- Exercise description -
Repeat the entries exactly as they appear.

Component data from apps and pages:

---+---

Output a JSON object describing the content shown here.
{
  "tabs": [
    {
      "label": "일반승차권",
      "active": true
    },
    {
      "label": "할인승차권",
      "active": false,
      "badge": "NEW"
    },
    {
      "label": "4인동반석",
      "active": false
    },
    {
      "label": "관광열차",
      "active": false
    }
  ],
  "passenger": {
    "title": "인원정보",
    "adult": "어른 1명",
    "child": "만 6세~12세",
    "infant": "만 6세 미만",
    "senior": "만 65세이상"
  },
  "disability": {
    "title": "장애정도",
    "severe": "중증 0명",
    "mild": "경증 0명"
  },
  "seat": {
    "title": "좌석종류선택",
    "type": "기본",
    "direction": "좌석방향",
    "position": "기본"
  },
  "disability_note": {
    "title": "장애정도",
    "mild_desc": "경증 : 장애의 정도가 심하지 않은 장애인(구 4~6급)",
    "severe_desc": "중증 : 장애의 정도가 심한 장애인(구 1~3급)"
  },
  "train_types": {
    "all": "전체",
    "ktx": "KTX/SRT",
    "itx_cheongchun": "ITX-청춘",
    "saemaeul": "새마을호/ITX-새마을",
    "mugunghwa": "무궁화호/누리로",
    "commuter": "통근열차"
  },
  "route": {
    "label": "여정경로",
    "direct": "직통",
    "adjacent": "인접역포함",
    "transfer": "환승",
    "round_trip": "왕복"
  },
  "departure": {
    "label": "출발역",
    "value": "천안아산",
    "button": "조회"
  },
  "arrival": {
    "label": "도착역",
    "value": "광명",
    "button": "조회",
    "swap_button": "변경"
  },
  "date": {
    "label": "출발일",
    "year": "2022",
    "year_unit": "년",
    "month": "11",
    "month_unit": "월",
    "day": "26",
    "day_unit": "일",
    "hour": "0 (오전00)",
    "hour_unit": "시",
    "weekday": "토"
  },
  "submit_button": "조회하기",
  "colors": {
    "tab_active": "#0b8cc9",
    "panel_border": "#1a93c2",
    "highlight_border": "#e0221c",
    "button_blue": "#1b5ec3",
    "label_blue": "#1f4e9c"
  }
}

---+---

- Response -
Output a JSON object describing the content shown here.
{
  "tabs": [
    {
      "label": "일반승차권",
      "active": true
    },
    {
      "label": "할인승차권",
      "active": false,
      "badge": "NEW"
    },
    {
      "label": "4인동반석",
      "active": false
    },
    {
      "label": "관광열차",
      "active": false
    }
  ],
  "passenger": {
    "title": "인원정보",
    "adult": "어른 1명",
    "child": "만 6세~12세",
    "infant": "만 6세 미만",
    "senior": "만 65세이상"
  },
  "disability": {
    "title": "장애정도",
    "severe": "중증 0명",
    "mild": "경증 0명"
  },
  "seat": {
    "title": "좌석종류선택",
    "type": "기본",
    "direction": "좌석방향",
    "position": "기본"
  },
  "disability_note": {
    "title": "장애정도",
    "mild_desc": "경증 : 장애의 정도가 심하지 않은 장애인(구 4~6급)",
    "severe_desc": "중증 : 장애의 정도가 심한 장애인(구 1~3급)"
  },
  "train_types": {
    "all": "전체",
    "ktx": "KTX/SRT",
    "itx_cheongchun": "ITX-청춘",
    "saemaeul": "새마을호/ITX-새마을",
    "mugunghwa": "무궁화호/누리로",
    "commuter": "통근열차"
  },
  "route": {
    "label": "여정경로",
    "direct": "직통",
    "adjacent": "인접역포함",
    "transfer": "환승",
    "round_trip": "왕복"
  },
  "departure": {
    "label": "출발역",
    "value": "천안아산",
    "button": "조회"
  },
  "arrival": {
    "label": "도착역",
    "value": "광명",
    "button": "조회",
    "swap_button": "변경"
  },
  "date": {
    "label": "출발일",
    "year": "2022",
    "year_unit": "년",
    "month": "11",
    "month_unit": "월",
    "day": "26",
    "day_unit": "일",
    "hour": "0 (오전00)",
    "hour_unit": "시",
    "weekday": "토"
  },
  "submit_button": "조회하기",
  "colors": {
    "tab_active": "#0b8cc9",
    "panel_border": "#1a93c2",
    "highlight_border": "#e0221c",
    "button_blue": "#1b5ec3",
    "label_blue": "#1f4e9c"
  }
}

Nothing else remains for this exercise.